__PROBLEM__.
Output the data below exactly as it is, dropping the pictures from your copy.

***** DATA IN THIS EXERCISE

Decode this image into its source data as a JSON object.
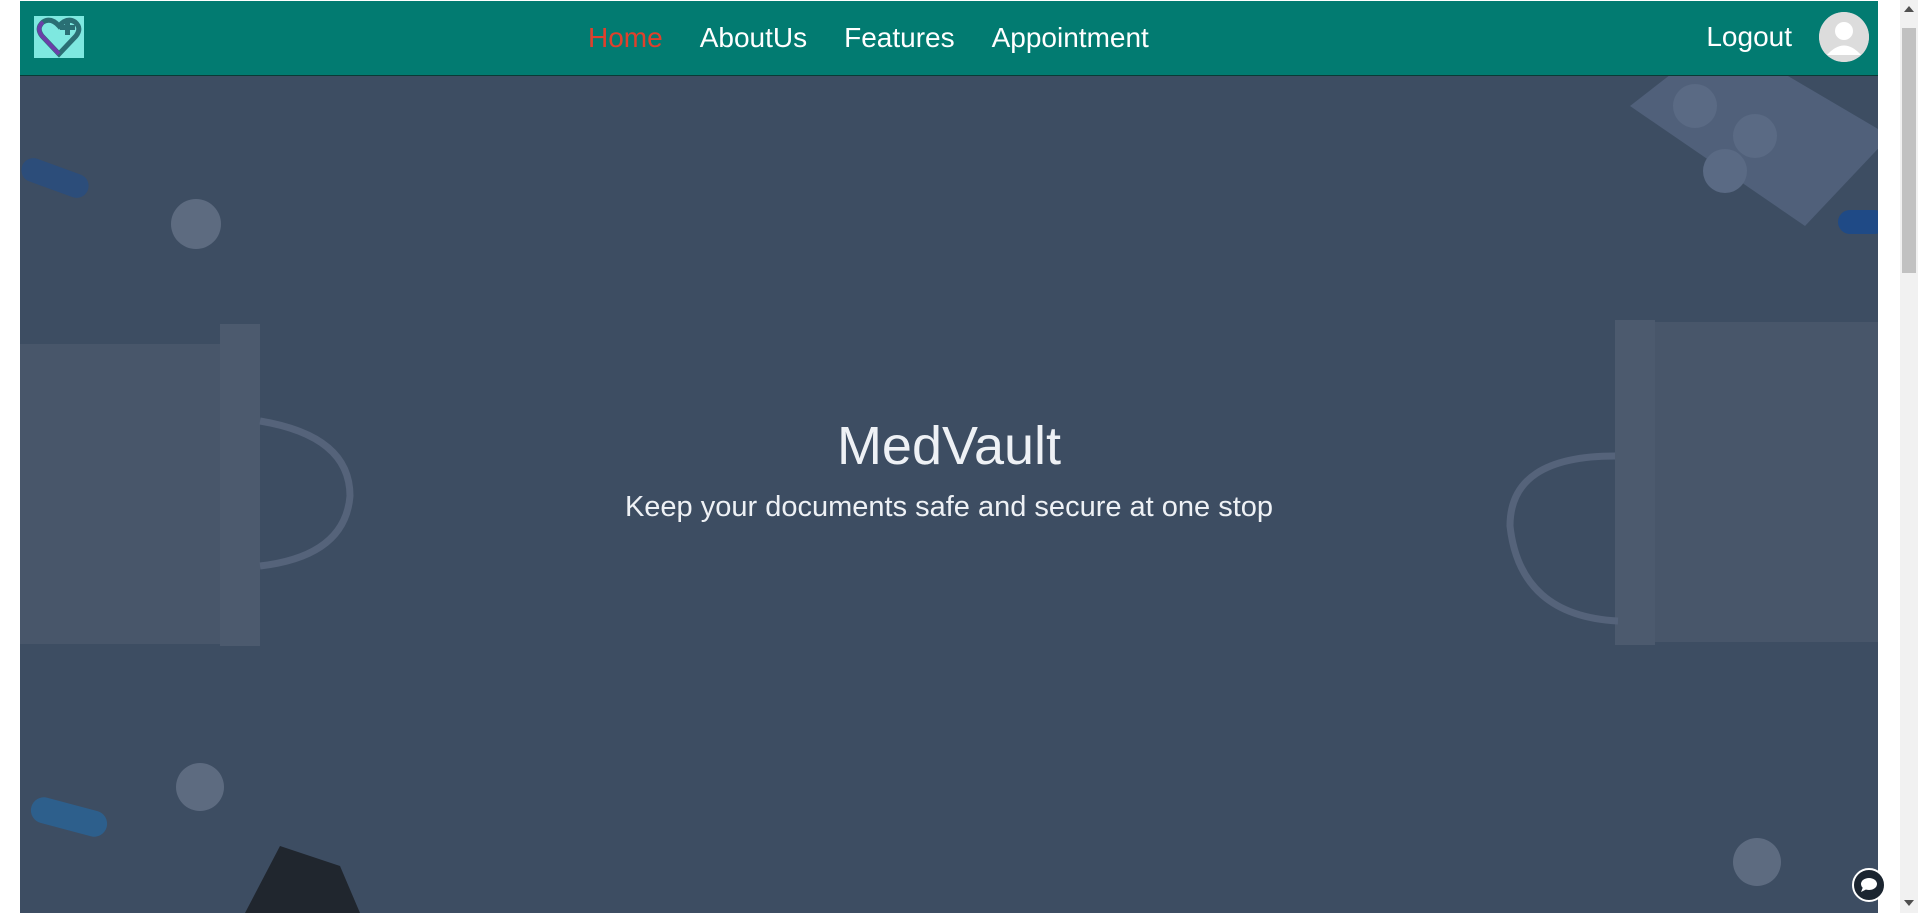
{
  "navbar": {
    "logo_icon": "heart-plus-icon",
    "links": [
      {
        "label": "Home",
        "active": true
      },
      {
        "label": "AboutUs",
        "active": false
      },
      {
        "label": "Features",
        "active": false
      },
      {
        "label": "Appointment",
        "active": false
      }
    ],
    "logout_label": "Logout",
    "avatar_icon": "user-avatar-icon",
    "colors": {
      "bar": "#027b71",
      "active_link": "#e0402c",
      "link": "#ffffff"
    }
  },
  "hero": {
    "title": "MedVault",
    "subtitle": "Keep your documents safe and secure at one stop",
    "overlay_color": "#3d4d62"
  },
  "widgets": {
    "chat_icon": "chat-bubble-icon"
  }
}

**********

__RESULT__.
Decode this image into its source data as a JSON object.
{
  "navbar": {
    "logo_icon": "heart-plus-icon",
    "links": [
      {
        "label": "Home",
        "active": true
      },
      {
        "label": "AboutUs",
        "active": false
      },
      {
        "label": "Features",
        "active": false
      },
      {
        "label": "Appointment",
        "active": false
      }
    ],
    "logout_label": "Logout",
    "avatar_icon": "user-avatar-icon",
    "colors": {
      "bar": "#027b71",
      "active_link": "#e0402c",
      "link": "#ffffff"
    }
  },
  "hero": {
    "title": "MedVault",
    "subtitle": "Keep your documents safe and secure at one stop",
    "overlay_color": "#3d4d62"
  },
  "widgets": {
    "chat_icon": "chat-bubble-icon"
  }
}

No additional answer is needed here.